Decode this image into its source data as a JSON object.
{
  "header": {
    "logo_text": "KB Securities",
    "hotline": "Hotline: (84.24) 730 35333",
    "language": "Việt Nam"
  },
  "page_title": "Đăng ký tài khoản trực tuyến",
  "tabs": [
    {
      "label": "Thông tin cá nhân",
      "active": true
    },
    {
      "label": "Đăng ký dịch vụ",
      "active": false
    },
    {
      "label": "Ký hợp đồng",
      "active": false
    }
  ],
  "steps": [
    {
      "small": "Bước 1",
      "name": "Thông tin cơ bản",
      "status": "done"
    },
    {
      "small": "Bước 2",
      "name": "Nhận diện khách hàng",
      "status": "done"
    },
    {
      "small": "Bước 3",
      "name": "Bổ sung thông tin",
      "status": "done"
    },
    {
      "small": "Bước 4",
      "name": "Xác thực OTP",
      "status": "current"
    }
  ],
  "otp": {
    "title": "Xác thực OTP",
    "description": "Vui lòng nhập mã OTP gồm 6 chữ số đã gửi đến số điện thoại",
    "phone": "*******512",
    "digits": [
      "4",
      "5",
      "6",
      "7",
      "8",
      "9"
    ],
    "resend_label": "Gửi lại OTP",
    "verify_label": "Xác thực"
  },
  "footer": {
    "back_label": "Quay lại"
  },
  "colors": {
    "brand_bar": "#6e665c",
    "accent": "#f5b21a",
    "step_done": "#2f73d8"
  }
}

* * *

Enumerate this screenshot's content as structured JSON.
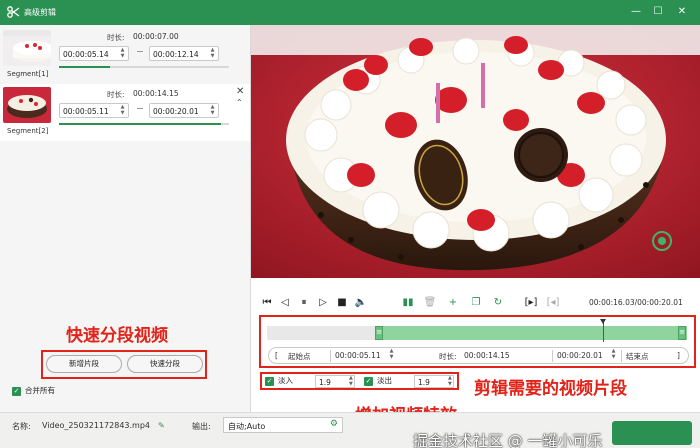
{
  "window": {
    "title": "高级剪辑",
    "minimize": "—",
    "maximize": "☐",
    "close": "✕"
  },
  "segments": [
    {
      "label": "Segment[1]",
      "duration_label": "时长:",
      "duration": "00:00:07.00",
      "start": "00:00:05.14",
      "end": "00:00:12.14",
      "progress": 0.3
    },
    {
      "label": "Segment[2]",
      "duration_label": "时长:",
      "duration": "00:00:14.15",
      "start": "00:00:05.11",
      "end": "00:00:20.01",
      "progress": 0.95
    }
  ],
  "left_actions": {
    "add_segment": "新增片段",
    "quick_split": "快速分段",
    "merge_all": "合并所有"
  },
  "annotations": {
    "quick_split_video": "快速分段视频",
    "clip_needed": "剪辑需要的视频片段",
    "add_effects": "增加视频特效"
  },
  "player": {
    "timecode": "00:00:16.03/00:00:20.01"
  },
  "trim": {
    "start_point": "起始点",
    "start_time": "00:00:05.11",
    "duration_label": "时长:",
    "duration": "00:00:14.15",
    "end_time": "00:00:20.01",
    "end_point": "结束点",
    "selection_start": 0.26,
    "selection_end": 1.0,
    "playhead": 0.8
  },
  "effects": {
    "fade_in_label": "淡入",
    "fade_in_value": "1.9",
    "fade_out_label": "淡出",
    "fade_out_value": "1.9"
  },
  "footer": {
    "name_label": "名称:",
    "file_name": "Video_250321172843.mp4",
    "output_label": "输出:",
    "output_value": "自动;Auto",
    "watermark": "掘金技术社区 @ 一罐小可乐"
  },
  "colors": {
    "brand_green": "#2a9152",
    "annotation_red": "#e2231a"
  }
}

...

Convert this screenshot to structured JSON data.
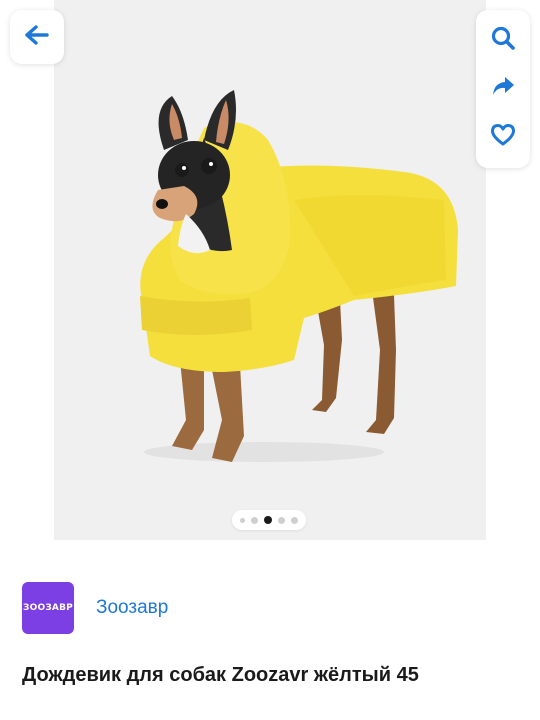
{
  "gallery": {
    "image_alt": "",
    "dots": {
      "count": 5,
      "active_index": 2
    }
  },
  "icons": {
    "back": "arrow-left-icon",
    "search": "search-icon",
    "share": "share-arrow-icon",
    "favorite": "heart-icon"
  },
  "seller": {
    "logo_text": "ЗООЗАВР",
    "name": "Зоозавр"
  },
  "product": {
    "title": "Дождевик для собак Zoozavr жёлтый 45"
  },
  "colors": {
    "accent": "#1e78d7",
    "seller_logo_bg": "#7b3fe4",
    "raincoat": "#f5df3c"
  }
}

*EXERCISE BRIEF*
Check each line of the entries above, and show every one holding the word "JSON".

*SOLUTION TO THIS TASK*
Decode this image into its source data as a JSON object.
Enumerate this screenshot's content as structured JSON.
Convert this screenshot to structured JSON data.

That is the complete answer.